• **Try it**: From the entries provided below, copy each line that contains the word "connectors".

### Supplied records

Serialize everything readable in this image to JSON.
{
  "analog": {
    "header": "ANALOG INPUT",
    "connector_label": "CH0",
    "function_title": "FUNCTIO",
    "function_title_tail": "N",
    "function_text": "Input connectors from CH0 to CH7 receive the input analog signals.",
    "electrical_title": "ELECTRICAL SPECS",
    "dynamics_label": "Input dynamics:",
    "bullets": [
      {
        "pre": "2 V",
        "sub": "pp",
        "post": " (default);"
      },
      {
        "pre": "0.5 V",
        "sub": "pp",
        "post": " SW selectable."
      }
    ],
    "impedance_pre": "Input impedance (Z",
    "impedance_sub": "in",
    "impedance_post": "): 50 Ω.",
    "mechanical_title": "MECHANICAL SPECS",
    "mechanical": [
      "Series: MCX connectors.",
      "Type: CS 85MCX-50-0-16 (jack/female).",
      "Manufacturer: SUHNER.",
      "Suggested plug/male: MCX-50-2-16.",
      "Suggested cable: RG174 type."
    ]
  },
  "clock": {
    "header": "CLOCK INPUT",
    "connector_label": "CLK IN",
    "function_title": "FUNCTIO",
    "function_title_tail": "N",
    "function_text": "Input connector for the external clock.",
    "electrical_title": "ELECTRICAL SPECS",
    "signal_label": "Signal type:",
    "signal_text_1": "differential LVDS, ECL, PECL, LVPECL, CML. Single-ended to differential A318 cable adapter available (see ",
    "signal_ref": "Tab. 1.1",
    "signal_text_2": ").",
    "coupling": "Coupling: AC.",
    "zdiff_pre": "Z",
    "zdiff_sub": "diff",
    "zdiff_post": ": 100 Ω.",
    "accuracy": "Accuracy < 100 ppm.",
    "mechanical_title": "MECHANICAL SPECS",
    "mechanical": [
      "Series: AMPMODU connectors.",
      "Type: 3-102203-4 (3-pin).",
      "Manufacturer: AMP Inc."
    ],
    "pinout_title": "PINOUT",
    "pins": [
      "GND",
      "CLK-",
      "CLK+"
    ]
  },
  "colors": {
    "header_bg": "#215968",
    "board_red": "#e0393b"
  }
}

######

• **Written reply**:
    "function_text": "Input connectors from CH0 to CH7 receive the input analog signals.",
      "Series: MCX connectors.",
      "Series: AMPMODU connectors.",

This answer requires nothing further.